- Principle Four - Opportunity and risk: A board should promote the long-term success of the company by identifying opportunities to create and preserve value, and establishing oversight for the identification and mitigation of risks.A board has responsibility for an organisation’s overall approach to strategic decision-making and risk management, requiring oversight of risk and how it is managed and appropriate accountability to stakeholders, particularly with regard to conflicts of interest.
- Principle Five - Remuneration: A board should promote executive remuneration structures aligned to the sustainable long-term success of a company, taking into account pay and conditions elsewhere in the company.Director and senior management remuneration should be developed around principles that align with the company’s culture, values and long-term success including a considered assessment of the company’s response to matters such as its gender pay gap reporting. A clear policy on the transparency of remuneration structures should be established to enable effective accountability to key shareholders. Remuneration including benefits, for directors and senior management, should consider the broader operating context of the company, including the wider workforce’s pay and conditions.
- Principle Six - Stakeholders: A board has a responsibility to oversee meaningful engagement with material stakeholders, including the workforce, and have regard to that discussion when taking decisions. The board has a responsibility to foster good stakeholder relationships based on the company’s purpose.The board should present a fair, balanced and understandable assessment of the company’s position and prospects and make this available to its material stakeholders on an annual basis. Companies should identify the stakeholder relationships that are integral to its ability to generate and preserve value. The board should demonstrate how the company has undertaken effective engagement with material stakeholders and how such relationships have been taken into account in its decision making. Since the largest material stakeholder may be the workforce, companies should develop methods to engage meaningfully with their workforce and use such forms of engagement when taking decisions.Responses to the consultation are to be received by September 7, 2018 to allow for the final Principles and guidance to be published in December 2018.

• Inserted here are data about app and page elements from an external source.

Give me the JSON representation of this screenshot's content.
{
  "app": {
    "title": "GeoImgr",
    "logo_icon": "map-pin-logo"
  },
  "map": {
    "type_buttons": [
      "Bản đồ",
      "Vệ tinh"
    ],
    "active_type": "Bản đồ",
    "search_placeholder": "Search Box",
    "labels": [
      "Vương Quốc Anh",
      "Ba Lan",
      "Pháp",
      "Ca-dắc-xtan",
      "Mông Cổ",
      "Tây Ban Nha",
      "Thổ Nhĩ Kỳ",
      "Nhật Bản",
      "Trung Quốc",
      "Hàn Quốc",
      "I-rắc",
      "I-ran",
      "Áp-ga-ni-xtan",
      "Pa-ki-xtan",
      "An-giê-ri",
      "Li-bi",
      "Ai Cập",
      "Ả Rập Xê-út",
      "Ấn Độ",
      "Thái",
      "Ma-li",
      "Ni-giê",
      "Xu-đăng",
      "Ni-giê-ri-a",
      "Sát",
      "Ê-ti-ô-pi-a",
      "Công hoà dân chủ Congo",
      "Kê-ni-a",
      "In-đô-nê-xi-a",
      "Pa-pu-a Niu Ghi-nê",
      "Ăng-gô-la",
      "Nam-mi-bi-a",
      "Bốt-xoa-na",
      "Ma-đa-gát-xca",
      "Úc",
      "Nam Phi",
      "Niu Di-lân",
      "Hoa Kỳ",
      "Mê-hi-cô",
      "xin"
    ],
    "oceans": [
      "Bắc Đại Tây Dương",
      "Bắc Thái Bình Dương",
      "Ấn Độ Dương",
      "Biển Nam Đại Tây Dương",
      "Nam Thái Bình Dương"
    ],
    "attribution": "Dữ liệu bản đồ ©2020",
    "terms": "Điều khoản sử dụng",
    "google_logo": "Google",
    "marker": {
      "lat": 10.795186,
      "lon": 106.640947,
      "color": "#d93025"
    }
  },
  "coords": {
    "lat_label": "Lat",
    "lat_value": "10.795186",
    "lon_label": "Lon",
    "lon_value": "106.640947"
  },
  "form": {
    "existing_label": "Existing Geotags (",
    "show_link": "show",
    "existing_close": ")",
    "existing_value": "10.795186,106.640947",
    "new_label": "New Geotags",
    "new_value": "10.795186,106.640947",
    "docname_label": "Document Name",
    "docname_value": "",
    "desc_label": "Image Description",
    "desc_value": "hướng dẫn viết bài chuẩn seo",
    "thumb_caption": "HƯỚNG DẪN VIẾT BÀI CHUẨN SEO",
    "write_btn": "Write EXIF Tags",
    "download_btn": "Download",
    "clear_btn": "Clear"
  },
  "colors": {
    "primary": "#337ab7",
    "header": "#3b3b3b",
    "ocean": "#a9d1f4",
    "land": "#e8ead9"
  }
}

(FRC, Consulation paper: The Wates Corporate Governance Principles for Large Private Companies, 13.06.18)